On Monday morning, I watched two enormous snapping turtles mating about mid-Reach. I've seen baby turtles for two springs in a row, and this fully confirms that we have at least one breeding pair of snappers on the Reach, if not more. It would be interesting to know where the females are laying their eggs.

On a sadder note, I saw one snapping turtle in the Bathtub that has gone on to the Great Creek in the Sky.

Adult and juvenile yellow-crowned night herons continue to feed at the Reach. Be careful when driving at night! A heron was recently spotted ambling slowly across Cherrywood Rd. Other birds around include grackles, starlings, cardinals, blue jays, swallows, mockingbirds and more.

A neighbor up the creek recently spotted a large beautiful, perfectly harmless Texas rat snake crossing Wilshire at the bridge over the creek.


The City of Austin Watershed Department is in recon phase for their rather large project to "re-design" the creek bed at the Reach. They recently identified a design and engineering firm to draw up plans, and you may have seen them wandering the creek, marking trees and painting stripes. They've assured me that they will include the neighborhood as part of the design process, and I'll let everyone know what I know as soon as I know.

Trash continues to be a problem at the Reach, particularly along 38.5 street. Please offer your hand to nature and the neighborhood by picking up stray garbage and not littering.
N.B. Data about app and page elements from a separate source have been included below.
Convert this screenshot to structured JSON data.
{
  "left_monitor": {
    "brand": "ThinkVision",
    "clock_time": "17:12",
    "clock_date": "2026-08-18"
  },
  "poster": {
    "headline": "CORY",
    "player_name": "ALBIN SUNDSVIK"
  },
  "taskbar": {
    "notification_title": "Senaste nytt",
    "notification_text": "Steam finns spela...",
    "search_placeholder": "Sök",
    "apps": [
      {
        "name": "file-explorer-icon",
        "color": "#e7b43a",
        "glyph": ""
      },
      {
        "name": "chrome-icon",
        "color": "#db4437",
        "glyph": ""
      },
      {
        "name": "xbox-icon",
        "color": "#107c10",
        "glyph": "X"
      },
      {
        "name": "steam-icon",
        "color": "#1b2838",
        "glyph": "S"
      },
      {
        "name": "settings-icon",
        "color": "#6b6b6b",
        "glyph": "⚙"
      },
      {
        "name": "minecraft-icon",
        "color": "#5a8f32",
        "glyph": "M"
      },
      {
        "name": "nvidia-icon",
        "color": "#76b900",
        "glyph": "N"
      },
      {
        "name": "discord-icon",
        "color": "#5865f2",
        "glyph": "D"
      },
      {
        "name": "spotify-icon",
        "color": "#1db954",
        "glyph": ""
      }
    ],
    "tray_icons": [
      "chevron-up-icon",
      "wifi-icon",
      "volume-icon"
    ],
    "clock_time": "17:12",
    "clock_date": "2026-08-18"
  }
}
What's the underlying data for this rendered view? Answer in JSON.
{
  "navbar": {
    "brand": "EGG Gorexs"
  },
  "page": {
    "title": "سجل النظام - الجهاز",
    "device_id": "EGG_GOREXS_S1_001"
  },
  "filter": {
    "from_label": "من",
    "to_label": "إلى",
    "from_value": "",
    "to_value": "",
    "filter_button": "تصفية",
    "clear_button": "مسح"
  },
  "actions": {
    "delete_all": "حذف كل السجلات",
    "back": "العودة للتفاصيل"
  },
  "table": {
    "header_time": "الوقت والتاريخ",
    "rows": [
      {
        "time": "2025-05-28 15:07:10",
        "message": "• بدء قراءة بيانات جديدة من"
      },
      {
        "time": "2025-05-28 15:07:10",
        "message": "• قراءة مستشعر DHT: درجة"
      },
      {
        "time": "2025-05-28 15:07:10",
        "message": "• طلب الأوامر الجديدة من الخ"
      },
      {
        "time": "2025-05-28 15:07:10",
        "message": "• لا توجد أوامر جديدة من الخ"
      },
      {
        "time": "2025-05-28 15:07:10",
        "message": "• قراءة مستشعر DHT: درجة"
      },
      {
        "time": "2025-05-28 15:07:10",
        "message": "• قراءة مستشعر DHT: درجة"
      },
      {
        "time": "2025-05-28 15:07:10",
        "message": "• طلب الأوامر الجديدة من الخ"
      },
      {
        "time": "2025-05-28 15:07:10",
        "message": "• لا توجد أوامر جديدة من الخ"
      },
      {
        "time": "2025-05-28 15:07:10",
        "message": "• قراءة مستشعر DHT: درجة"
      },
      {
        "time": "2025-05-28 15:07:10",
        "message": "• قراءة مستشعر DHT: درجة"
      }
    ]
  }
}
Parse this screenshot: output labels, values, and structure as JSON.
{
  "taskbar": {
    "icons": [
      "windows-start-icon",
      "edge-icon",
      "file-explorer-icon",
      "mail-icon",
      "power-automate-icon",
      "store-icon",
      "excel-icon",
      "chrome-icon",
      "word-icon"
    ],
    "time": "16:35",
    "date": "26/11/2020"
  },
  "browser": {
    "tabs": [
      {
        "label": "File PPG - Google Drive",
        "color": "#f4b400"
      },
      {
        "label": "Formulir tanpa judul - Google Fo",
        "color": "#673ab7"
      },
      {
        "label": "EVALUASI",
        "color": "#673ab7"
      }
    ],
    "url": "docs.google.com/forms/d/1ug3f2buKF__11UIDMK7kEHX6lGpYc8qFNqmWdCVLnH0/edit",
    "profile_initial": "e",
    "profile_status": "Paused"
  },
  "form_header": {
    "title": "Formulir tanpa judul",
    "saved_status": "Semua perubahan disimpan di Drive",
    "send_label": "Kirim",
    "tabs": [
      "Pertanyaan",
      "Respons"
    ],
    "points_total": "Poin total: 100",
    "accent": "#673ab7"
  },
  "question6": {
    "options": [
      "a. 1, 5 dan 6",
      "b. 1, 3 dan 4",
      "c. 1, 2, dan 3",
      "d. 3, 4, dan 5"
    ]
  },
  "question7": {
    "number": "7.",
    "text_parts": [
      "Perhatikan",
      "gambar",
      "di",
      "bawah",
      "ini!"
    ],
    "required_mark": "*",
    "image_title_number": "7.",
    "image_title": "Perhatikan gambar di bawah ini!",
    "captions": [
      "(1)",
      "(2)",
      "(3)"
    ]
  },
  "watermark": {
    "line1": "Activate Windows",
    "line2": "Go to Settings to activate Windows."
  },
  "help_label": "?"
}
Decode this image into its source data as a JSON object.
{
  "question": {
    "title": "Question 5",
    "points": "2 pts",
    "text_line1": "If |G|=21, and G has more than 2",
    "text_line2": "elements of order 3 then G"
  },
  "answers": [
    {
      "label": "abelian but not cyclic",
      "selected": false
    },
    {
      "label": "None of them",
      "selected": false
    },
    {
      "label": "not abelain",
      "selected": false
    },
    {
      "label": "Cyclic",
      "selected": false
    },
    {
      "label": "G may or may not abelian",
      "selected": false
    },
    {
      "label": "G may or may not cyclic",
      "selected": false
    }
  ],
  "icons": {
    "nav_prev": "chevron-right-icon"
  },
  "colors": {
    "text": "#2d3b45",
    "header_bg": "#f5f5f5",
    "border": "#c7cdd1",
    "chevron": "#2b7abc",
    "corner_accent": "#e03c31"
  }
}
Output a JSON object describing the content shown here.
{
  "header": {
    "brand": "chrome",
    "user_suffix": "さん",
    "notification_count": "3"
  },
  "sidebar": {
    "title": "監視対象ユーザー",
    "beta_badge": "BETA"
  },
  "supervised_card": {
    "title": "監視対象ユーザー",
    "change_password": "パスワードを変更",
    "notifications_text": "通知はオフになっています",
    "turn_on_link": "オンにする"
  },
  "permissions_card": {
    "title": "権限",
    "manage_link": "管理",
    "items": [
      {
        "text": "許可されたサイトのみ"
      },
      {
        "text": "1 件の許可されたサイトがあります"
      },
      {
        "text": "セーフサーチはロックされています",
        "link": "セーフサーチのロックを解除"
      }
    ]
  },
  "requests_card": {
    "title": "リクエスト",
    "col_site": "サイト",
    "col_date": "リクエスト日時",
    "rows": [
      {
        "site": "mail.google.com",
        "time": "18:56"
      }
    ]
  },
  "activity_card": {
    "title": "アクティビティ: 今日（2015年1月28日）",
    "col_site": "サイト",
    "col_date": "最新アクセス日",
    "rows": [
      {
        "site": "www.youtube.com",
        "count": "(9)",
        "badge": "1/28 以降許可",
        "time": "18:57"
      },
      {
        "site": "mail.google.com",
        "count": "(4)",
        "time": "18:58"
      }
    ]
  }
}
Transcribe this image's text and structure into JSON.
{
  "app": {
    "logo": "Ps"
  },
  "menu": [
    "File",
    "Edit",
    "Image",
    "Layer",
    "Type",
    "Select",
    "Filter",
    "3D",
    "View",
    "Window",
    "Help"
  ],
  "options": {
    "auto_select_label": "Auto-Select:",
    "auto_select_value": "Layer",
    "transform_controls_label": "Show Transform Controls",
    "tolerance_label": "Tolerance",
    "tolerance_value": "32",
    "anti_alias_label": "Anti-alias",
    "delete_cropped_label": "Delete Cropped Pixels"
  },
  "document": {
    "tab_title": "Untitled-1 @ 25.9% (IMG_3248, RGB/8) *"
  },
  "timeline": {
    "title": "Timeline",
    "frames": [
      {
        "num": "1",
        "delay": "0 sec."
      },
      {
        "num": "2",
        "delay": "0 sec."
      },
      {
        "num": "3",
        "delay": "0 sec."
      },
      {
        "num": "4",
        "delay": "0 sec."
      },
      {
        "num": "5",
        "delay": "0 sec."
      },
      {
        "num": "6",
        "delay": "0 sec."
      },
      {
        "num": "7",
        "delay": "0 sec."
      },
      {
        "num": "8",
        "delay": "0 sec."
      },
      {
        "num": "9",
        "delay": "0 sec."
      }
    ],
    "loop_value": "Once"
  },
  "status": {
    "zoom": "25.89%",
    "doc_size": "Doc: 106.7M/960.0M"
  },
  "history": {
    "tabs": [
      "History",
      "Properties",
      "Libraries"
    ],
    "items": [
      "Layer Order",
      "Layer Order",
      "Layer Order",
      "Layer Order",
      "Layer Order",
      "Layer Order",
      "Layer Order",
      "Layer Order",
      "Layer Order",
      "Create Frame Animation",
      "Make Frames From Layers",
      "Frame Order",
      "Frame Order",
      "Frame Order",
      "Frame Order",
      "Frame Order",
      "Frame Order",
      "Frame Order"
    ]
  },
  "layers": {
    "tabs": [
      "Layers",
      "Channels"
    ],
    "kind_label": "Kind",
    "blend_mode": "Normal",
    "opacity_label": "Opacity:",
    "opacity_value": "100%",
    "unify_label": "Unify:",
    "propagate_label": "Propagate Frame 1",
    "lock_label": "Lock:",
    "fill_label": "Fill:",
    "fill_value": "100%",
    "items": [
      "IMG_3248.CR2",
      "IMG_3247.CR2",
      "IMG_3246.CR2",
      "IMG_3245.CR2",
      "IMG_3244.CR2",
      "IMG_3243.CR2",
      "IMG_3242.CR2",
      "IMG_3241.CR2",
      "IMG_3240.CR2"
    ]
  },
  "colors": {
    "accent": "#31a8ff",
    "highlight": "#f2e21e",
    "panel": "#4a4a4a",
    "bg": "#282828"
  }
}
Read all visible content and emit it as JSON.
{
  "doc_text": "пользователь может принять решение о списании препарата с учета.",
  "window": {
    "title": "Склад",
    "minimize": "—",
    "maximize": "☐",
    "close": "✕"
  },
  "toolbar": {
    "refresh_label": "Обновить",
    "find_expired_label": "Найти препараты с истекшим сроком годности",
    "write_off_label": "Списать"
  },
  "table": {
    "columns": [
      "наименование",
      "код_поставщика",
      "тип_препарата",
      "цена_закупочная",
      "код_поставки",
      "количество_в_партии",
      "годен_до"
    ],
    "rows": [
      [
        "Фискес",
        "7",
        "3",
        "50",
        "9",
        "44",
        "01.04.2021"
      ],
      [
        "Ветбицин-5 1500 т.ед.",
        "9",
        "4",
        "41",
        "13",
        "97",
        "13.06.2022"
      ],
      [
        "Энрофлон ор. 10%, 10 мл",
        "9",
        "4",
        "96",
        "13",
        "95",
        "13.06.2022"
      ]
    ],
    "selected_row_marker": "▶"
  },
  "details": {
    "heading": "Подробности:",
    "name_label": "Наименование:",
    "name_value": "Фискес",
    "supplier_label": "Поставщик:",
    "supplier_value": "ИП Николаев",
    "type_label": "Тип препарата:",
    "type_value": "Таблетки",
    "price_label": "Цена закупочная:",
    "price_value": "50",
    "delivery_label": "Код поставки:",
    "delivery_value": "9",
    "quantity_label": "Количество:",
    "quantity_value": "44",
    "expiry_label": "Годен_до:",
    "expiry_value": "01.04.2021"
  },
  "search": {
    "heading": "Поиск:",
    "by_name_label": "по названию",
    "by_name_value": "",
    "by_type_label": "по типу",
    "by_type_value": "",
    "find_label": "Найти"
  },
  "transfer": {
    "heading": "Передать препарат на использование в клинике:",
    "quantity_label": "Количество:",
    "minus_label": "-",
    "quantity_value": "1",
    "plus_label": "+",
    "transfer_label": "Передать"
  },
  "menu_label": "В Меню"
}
The Reach is a wonderful place for dogs, but not for dog poop! Remember that this poop holds billions of E. coli bacteria (among other things) and that those bacteria get washed into our creek and into our drinking water. Gross, right? It's interesting to consider what our neighborhood might be like if we weren't here. Surely, there would be a healthy population of coyotes and foxes scatting about with no one to pick up after them (aside from dung beetles, which can do an amazing job of clearing away animal scat). In fact, the poop could be good fertilizer. So, if poop's natural, why pick it up and stick in an unnatural plastic bag? The answer is one of scale and abundance. Natural populations of coyotes and foxes would not be anywhere near as dense as our dog (and feral cat) populations. Their numbers would be lower and their range would be much larger. In an urban ecosystem, we squeeze a lot into a little.

The Reach provides a great "air conditioning" service in a hot City with its urban heat island. Take a walk down by the creek in the early evening and you can feel the cool air seeping out from the creek, especially those places with a high density of trees and underground springs. A reminder of the power of small amounts of water and nature in a city.

Remember, nature happens everywhere!